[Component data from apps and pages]

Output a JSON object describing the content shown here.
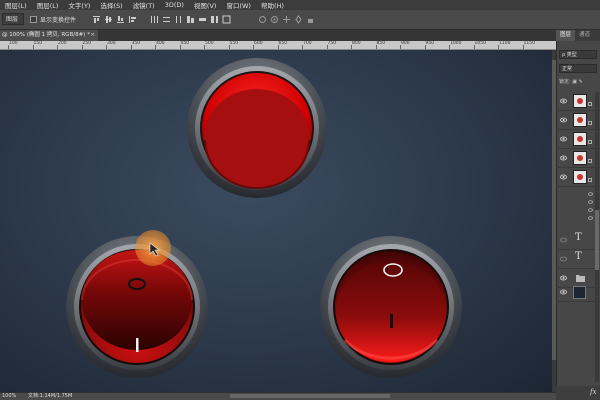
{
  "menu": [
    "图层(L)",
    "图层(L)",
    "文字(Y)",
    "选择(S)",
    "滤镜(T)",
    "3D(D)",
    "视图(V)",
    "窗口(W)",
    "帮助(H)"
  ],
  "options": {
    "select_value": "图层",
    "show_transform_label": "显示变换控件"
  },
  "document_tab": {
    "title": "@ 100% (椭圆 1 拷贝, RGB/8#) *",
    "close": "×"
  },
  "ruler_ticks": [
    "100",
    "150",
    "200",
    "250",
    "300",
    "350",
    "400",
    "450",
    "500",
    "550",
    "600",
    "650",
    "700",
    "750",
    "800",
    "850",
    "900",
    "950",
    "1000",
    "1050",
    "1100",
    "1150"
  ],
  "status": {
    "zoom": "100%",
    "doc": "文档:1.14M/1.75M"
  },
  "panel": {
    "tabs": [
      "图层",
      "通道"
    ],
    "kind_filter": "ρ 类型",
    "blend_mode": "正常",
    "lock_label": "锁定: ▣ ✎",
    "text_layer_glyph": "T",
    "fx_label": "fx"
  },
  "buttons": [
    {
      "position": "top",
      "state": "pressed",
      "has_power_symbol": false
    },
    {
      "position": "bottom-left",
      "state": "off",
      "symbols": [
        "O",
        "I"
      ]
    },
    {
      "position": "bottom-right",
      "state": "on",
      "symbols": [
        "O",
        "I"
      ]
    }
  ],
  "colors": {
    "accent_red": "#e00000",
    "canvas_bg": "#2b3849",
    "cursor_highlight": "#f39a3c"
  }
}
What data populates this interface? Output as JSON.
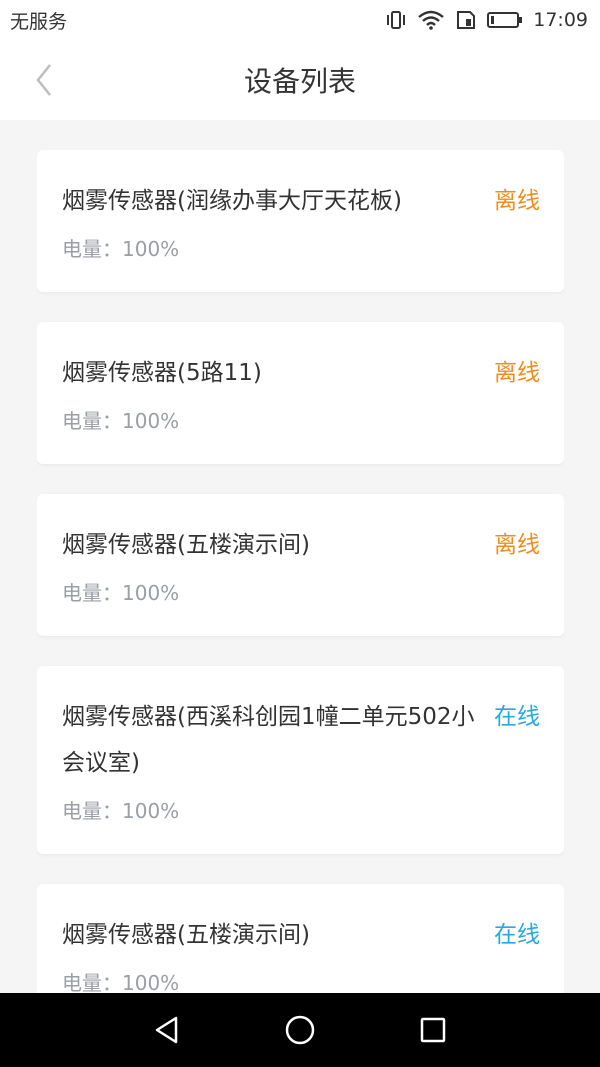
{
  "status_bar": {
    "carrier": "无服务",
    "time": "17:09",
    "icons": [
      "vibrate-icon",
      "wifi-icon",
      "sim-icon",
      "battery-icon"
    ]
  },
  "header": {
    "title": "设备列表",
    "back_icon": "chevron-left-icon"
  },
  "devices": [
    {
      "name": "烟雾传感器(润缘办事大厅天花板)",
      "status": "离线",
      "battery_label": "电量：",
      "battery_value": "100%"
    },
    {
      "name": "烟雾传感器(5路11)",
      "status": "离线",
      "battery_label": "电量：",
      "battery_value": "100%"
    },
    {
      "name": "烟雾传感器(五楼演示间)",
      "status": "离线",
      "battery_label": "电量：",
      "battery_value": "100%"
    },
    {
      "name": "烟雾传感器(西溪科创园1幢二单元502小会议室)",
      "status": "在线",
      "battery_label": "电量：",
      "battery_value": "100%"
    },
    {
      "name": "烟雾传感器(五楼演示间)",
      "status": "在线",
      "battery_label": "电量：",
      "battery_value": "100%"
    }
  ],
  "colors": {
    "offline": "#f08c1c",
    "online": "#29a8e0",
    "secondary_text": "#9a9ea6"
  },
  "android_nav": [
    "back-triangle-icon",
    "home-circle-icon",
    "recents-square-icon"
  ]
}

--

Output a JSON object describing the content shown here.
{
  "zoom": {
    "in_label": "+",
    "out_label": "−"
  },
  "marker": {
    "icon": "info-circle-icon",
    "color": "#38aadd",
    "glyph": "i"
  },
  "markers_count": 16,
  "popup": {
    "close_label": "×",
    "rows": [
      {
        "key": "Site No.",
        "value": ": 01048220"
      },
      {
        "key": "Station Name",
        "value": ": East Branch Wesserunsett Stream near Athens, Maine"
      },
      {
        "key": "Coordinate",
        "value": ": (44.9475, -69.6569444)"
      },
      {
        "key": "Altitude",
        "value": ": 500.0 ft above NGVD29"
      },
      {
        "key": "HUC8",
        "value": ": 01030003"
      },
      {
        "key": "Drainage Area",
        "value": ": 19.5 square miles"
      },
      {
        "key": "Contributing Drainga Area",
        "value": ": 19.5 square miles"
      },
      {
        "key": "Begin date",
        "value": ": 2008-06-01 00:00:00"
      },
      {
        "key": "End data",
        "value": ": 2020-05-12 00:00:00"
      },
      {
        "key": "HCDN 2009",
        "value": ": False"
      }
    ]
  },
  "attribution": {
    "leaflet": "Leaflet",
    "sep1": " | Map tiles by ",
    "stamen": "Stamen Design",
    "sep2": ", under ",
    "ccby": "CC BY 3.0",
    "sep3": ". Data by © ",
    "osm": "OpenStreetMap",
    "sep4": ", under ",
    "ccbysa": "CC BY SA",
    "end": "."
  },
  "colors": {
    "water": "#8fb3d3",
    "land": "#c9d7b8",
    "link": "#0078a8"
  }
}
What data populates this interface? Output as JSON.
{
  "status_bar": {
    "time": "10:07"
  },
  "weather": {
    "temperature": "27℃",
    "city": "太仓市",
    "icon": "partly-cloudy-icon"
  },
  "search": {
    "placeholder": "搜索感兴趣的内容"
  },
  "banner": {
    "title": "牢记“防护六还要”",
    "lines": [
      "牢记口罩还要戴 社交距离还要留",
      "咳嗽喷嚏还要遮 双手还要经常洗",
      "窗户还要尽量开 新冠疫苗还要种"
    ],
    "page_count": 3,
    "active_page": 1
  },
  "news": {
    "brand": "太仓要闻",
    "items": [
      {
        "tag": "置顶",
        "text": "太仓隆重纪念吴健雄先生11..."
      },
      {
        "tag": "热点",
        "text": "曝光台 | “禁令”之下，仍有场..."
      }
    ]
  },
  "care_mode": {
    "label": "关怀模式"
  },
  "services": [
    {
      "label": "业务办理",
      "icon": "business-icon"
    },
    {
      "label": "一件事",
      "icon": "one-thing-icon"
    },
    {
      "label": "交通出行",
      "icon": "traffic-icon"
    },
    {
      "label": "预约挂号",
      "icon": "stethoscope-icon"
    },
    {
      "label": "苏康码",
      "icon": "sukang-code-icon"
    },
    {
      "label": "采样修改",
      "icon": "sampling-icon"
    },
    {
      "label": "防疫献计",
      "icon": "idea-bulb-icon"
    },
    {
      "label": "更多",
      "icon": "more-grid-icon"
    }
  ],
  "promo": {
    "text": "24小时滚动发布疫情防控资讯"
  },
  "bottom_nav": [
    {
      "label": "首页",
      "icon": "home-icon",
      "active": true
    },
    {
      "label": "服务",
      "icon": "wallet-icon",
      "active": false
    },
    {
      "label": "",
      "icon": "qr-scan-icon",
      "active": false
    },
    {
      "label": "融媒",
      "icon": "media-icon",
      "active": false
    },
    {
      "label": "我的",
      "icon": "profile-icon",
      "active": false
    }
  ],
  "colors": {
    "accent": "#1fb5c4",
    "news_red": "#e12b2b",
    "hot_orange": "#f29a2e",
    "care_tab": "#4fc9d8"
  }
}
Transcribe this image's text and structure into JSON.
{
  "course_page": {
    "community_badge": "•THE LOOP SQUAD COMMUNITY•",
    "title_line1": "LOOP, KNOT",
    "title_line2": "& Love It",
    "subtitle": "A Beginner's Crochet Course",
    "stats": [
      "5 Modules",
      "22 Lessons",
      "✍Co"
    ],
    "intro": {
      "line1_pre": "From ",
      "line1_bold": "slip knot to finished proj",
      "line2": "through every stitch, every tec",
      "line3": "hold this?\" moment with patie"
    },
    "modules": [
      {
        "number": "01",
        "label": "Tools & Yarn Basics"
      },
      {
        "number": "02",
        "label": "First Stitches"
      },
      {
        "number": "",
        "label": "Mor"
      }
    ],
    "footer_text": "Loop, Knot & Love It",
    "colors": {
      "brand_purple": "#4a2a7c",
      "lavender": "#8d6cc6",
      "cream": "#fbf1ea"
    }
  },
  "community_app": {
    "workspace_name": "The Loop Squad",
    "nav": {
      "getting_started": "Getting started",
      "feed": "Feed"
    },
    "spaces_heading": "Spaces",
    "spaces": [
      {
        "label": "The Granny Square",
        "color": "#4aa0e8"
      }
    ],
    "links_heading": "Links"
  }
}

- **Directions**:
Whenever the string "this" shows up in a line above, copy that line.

- **Task answer**:
What data populates this interface? Output as JSON.
What data populates this interface? Output as JSON.
Transcribe this image's text and structure into JSON.
      "line3": "hold this?\" moment with patie"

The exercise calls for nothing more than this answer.